Koster: No intent to trivialize rape with controversial comment

Koster: No intent to trivialize rape with controversial comment »Play Video
John Koster
SEATTLE -- A day after Republican congressional candidate John Koster said abortion should not be legal, even when it involves "the rape thing," he explained his controversial comment to a Seattle conservative talk radio station.

"There was never any intent on my part to be trivializing, be flippant or cavalier in any way, shape or form in my reference to the heinous crime of rape," Koster told KVI-AM Radio. "In my tenure in the state Legislature, there's nobody harder on sex offenses than I was. As far as I'm concerned, we can put these guys away for life."

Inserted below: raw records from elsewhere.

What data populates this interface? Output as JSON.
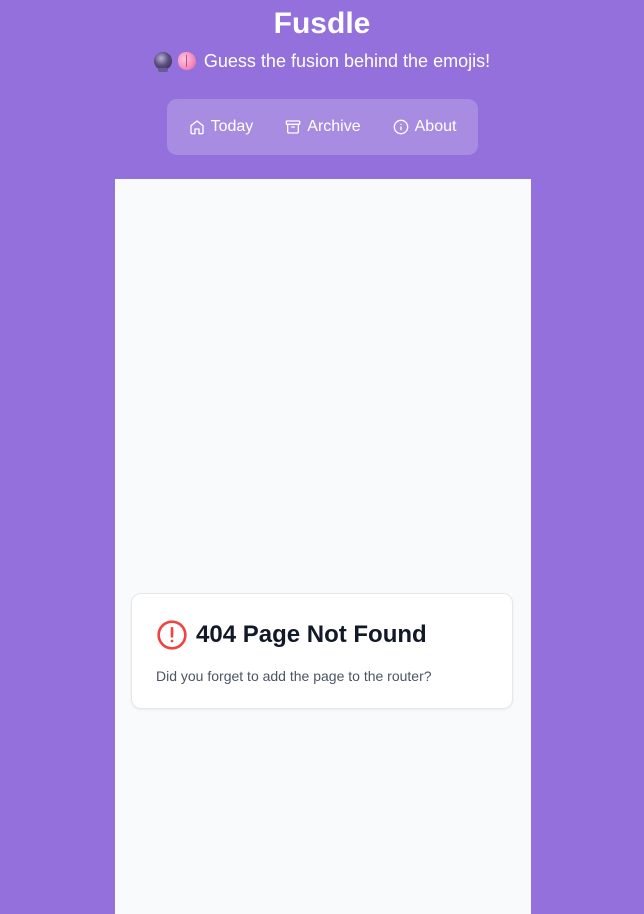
{
  "header": {
    "title": "Fusdle",
    "subtitle": "Guess the fusion behind the emojis!",
    "emojis": [
      "crystal-ball",
      "brain"
    ]
  },
  "nav": {
    "items": [
      {
        "label": "Today",
        "icon": "home-icon"
      },
      {
        "label": "Archive",
        "icon": "archive-icon"
      },
      {
        "label": "About",
        "icon": "info-icon"
      }
    ]
  },
  "error": {
    "title": "404 Page Not Found",
    "message": "Did you forget to add the page to the router?",
    "icon": "alert-circle-icon"
  },
  "colors": {
    "background": "#9370db",
    "panel": "#f9fafb",
    "error": "#ef4444",
    "title_text": "#111827"
  }
}
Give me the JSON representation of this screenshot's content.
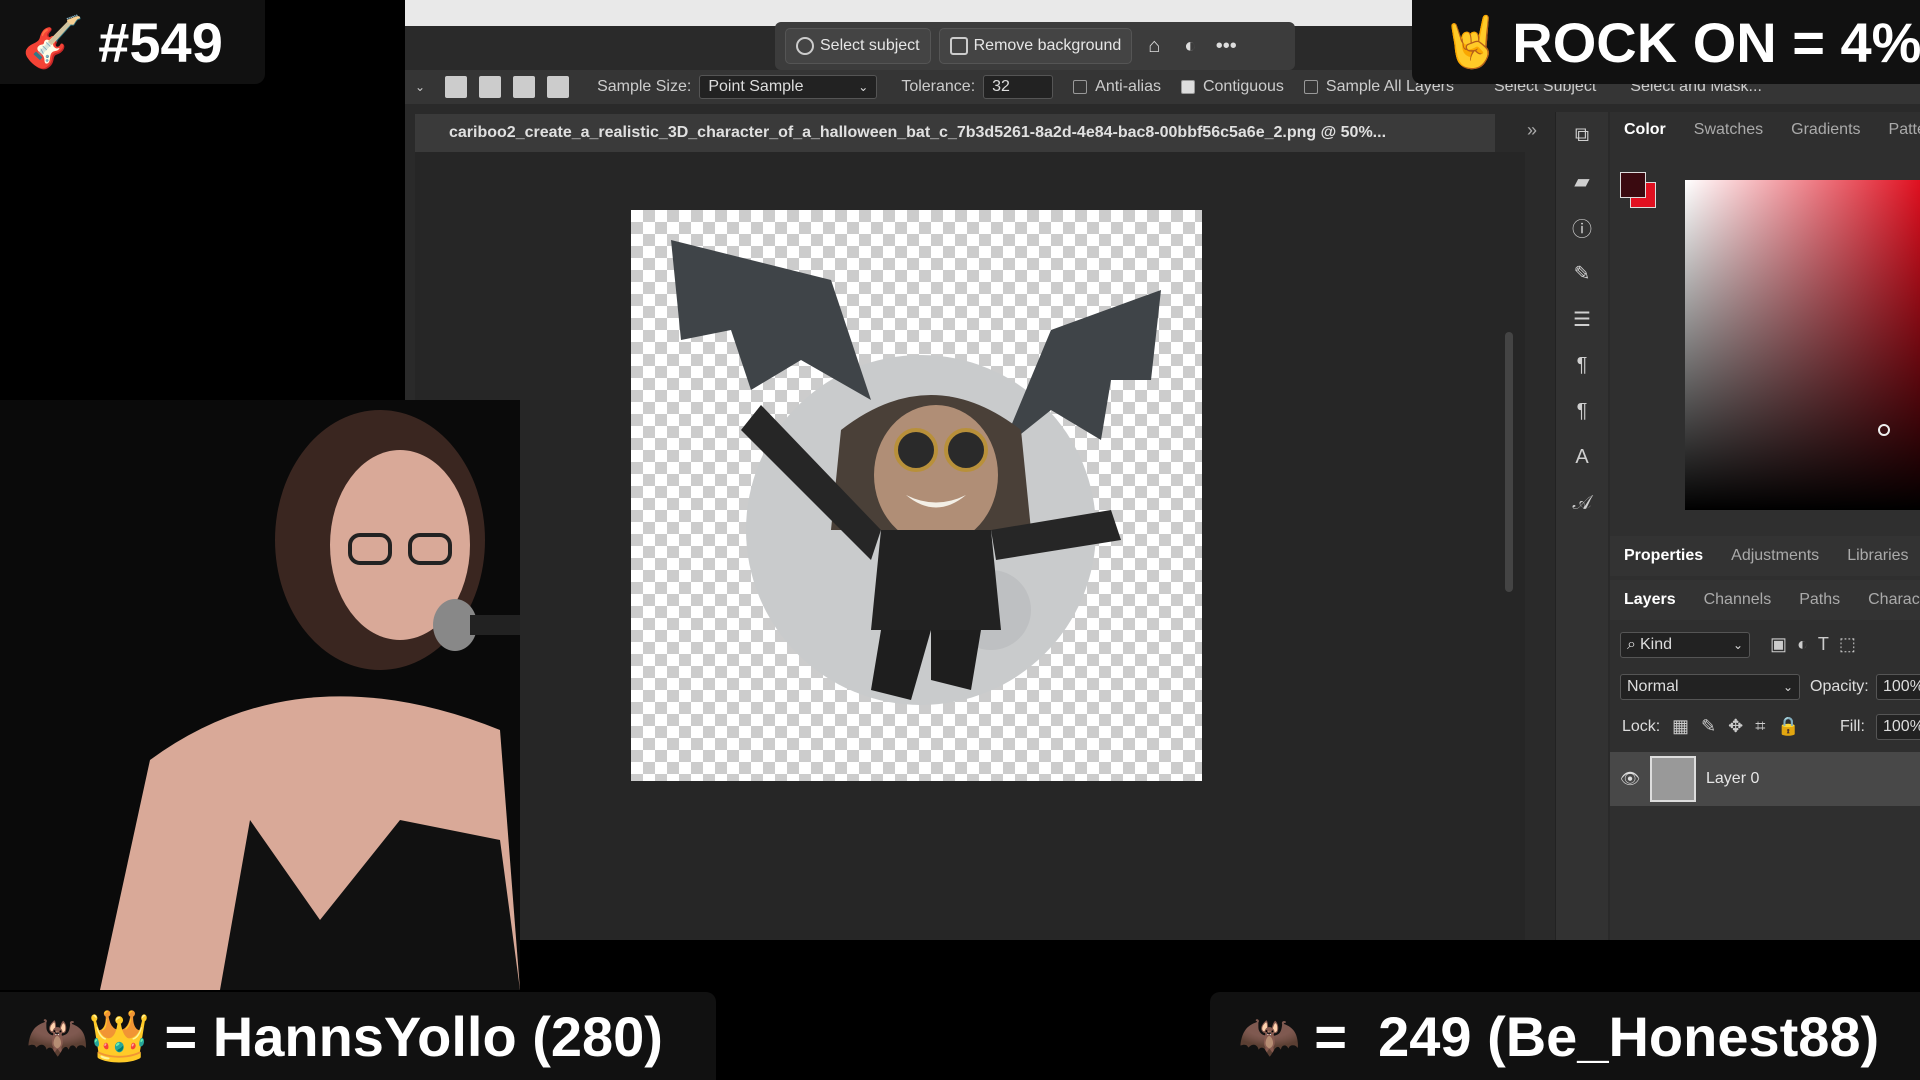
{
  "overlay": {
    "episode_emoji": "🎸",
    "episode": "#549",
    "rock_emoji": "🤘",
    "rock_on": "ROCK ON = 4%",
    "left_bar_emojis": "🦇👑",
    "left_bar": "= HannsYollo (280)",
    "right_bar_emoji": "🦇",
    "right_bar": "=  249 (Be_Honest88)"
  },
  "toolbar": {
    "select_subject": "Select subject",
    "remove_background": "Remove background",
    "more": "•••"
  },
  "options": {
    "sample_size_label": "Sample Size:",
    "sample_size_value": "Point Sample",
    "tolerance_label": "Tolerance:",
    "tolerance_value": "32",
    "anti_alias": "Anti-alias",
    "contiguous": "Contiguous",
    "sample_all_layers": "Sample All Layers",
    "select_subject_btn": "Select Subject",
    "select_and_mask": "Select and Mask..."
  },
  "document": {
    "tab_title": "cariboo2_create_a_realistic_3D_character_of_a_halloween_bat_c_7b3d5261-8a2d-4e84-bac8-00bbf56c5a6e_2.png @ 50%..."
  },
  "color_panel": {
    "tabs": [
      "Color",
      "Swatches",
      "Gradients",
      "Patte"
    ],
    "fg_color": "#3a0a10",
    "bg_color": "#e01020"
  },
  "properties_tabs": [
    "Properties",
    "Adjustments",
    "Libraries"
  ],
  "layers_panel": {
    "tabs": [
      "Layers",
      "Channels",
      "Paths",
      "Charact"
    ],
    "kind": "Kind",
    "blend_mode": "Normal",
    "opacity_label": "Opacity:",
    "opacity_value": "100%",
    "lock_label": "Lock:",
    "fill_label": "Fill:",
    "fill_value": "100%",
    "layer_name": "Layer 0"
  }
}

An activist working on behalf of liberal group FUSE Washington asked Koster questions during a Sunday fundraiser. Koster said he does not oppose abortion when the life of the mother is in danger but then explains he would oppose it when it involves rape or incest.

Koster twice uses the phrase "the rape thing" when describing his views, first saying that he knows a woman who was raped and gave up the child for adoption without any regrets.

"But on the rape thing, it's like, how does putting more violence onto a woman's body and taking the life of an innocent child that's a consequence of this crime, how does that make it better?" Koster said in the exchange.

Koster is locked in a competitive House race against Democrat Suzan DelBene, who spoke out against Koster's comments Wednesday evening.

"I think his comments were offensive. They were extremely insensitive," DelBene said. "I think that women should have the right to make their own healthcare decisions between themselves and their doctors."

During Thursday's interview with KVI, Koster said the fuss over the comment was fueled by the media and those who oppose his position.

"In fact, some of these people who are hammering me now are the same people who think we can council and coddle these people into wellness and we give them too little jail time and we put them back into our communities," Koster said. "This is nothing more than a media assist throwing a life-line to DelBene because they spent $5.5 million and they still haven't put me away in this race, so they gotta sneak somebody in with a hidden microphone in a busy campaign event to capture something they might use."

Koster added had he said "rape issue" instead of "rape thing" there would never have been a problem.

"They're just grasping at straws trying to change the conversations about the issues our campaign has been about," Koster said.

Republicans have been beleaguered this year by comments about rape that some have deemed offensive. Rep. Todd Akin, R-Mo., who is challenging Democratic Sen. Claire McCaskill, said women's bodies have ways of avoiding pregnancy in cases of "legitimate rape."

More recently, Indiana GOP candidate Richard Mourdock has been criticized for saying that pregnancy resulting from rape is God's will.

Collin Jergens, a spokesman at the advocacy group FUSE Washington, said one of the group's activists went to the fundraiser to ask Koster about the issue of abortion. Democrats have been trying to portray Koster as out of touch with the district, which stretches from areas east of Seattle to the border with Canada, and they have focused particularly on his stance on social issues.

"I was kind of shocked by how dismissive and demeaning it was," said Aaron Ostrom of FUSE.

Sara Kiesler, a spokeswoman for Planned Parenthood Votes Northwest, said the Koster's remarks are proof that he shouldn't be involved in a woman's decision about her pregnancy.

"My gut reaction was that rape is violence, and that rape is a crime, and that his choice of words diminishes that violence," Kiesler said.

The Associated Press contributed to this report.